Remaining still will be the vata’s challenge as well as the reward.
This week’s challenge is for a practice that you do off your mat.
Cleaning your tongue. It should be a daily ritual and maybe some of you do it already. It’s more than a quick brush over the area after you attend to your teeth. Chandra dhauti, sanskrit for “the daily cleansing of the tongue”, involves “scraping” the tongue. Gasp! We will do it gently, I promise.
Why Should We Cleanse the Tongue?
For one, its dirty.
And just like the teeth it can harbor germs and a build up of mucous that should be removed. Your diet will determine the amount of build-up that sits on the tongue. In Ayurveda terms, the build-up is a sign of excess ama. Ama is a sanskrit word defined as the residue of toxins that remain undigested in the body. We all carry them to some extent. Clean eating can reduce the amount of ama but “unhappy or unfocused eating” can also lead to incomplete digestion and an accumulation of ama.
A clean tongue absorbs prana.
With an open pathway, oxygen and prana can flow through the body more effectively. This will make your eyes sparkle and your mind function more clearly. Mystically, the tongue is connected to the moon center or the chandra chakra. The chandra chakra is the portal between the inner and outer worlds. Some say that it is the channel to the fountain of youth. Therefore, it is vital that the tongue gathers each breath effectively, like nectar, in order to stimulate the moon chakra.
What is a Tongue Scraper?
A tongue scraper or cleaner can be plastic or stainless steel. I recommend a stainless steel cleaner as it is easier to keep germ free. I use a relatively inexpensive one by Dr. Tung (click here for the amazon link). A sterling silver or silver plated spoon or butter knife could work also. Just make sure that you use the dull side of the utensil. Traditionally, silver is used because that metal is associated with the moon. It is also known that small deposits of silver on the tongue protect it from infection.
How Do We Cleanse the Tongue?
Brush your teeth and rinse away any toothpaste residue.
Dissolve a pinch of salt into a glass of room temperature water and rinse your mouth again.
Hold the tongue cleaner in both hands, open your mouth & extend your tongue.

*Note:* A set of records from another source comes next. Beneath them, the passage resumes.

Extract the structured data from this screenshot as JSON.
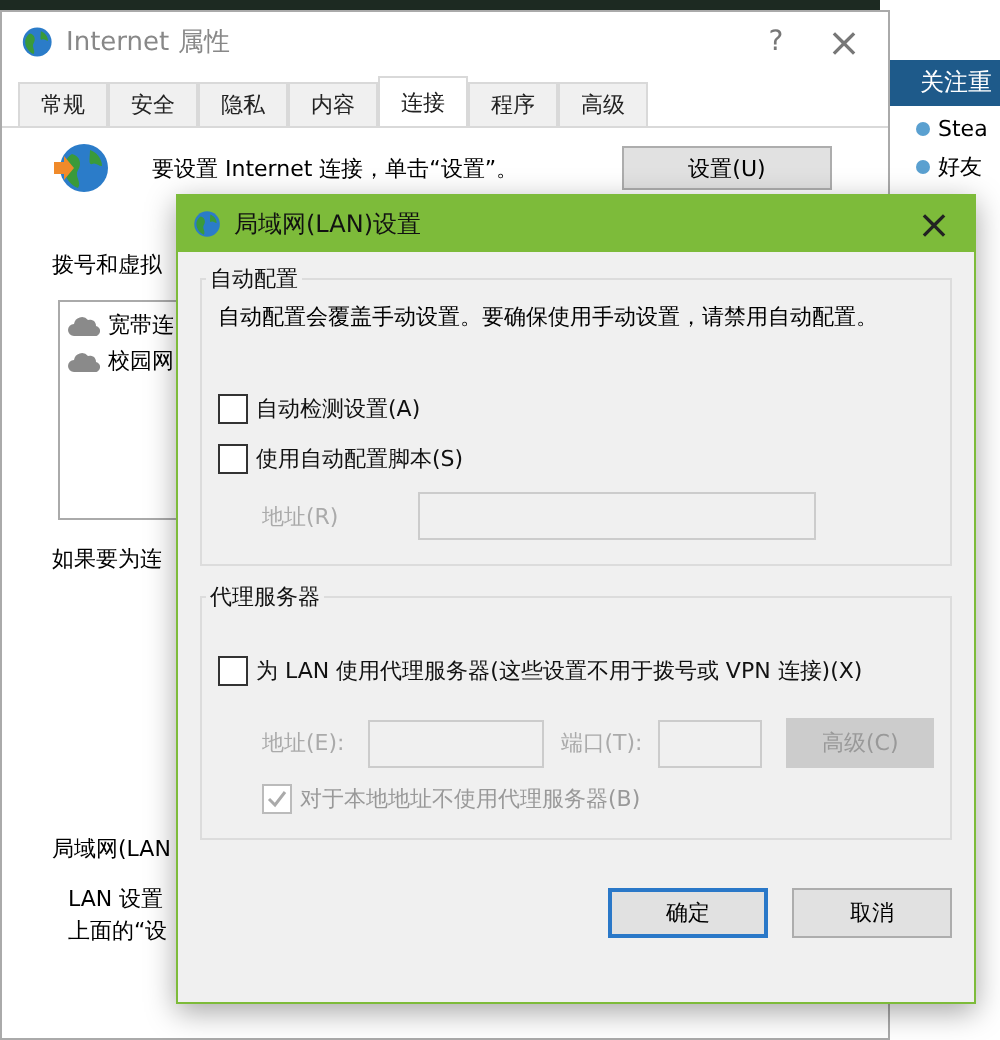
{
  "background_page": {
    "header": "关注重",
    "items": [
      "Stea",
      "好友"
    ]
  },
  "window": {
    "title": "Internet 属性",
    "help": "?",
    "close": "×"
  },
  "tabs": [
    {
      "label": "常规",
      "selected": false
    },
    {
      "label": "安全",
      "selected": false
    },
    {
      "label": "隐私",
      "selected": false
    },
    {
      "label": "内容",
      "selected": false
    },
    {
      "label": "连接",
      "selected": true
    },
    {
      "label": "程序",
      "selected": false
    },
    {
      "label": "高级",
      "selected": false
    }
  ],
  "connection": {
    "setup_text": "要设置 Internet 连接，单击“设置”。",
    "setup_button": "设置(U)"
  },
  "dialup": {
    "heading": "拨号和虚拟",
    "items": [
      "宽带连",
      "校园网"
    ]
  },
  "proxy_hint": "如果要为连",
  "lan": {
    "heading": "局域网(LAN",
    "lines": [
      "LAN 设置",
      "上面的“设"
    ]
  },
  "dialog": {
    "title": "局域网(LAN)设置",
    "close": "×",
    "auto_config": {
      "legend": "自动配置",
      "description": "自动配置会覆盖手动设置。要确保使用手动设置，请禁用自动配置。",
      "options": [
        {
          "label": "自动检测设置(A)",
          "checked": false
        },
        {
          "label": "使用自动配置脚本(S)",
          "checked": false
        }
      ],
      "address": {
        "label": "地址(R)",
        "disabled": true
      }
    },
    "proxy": {
      "legend": "代理服务器",
      "use_proxy": {
        "label": "为 LAN 使用代理服务器(这些设置不用于拨号或 VPN 连接)(X)",
        "checked": false
      },
      "address_label": "地址(E):",
      "port_label": "端口(T):",
      "advanced_button": "高级(C)",
      "disabled": true,
      "bypass_local": {
        "label": "对于本地地址不使用代理服务器(B)",
        "checked": true
      }
    },
    "buttons": [
      {
        "label": "确定",
        "default": true
      },
      {
        "label": "取消",
        "default": false
      }
    ]
  }
}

Place the loop of the tongue cleaner at the back of the tongue and pull forward gently.
Repeat 2-3 times.
Rinse the tongue cleaner and your mouth with the remaining salt water.
May silvery moonlight stream into your inner space and fill your body with ambrosia, the nectar of immortality.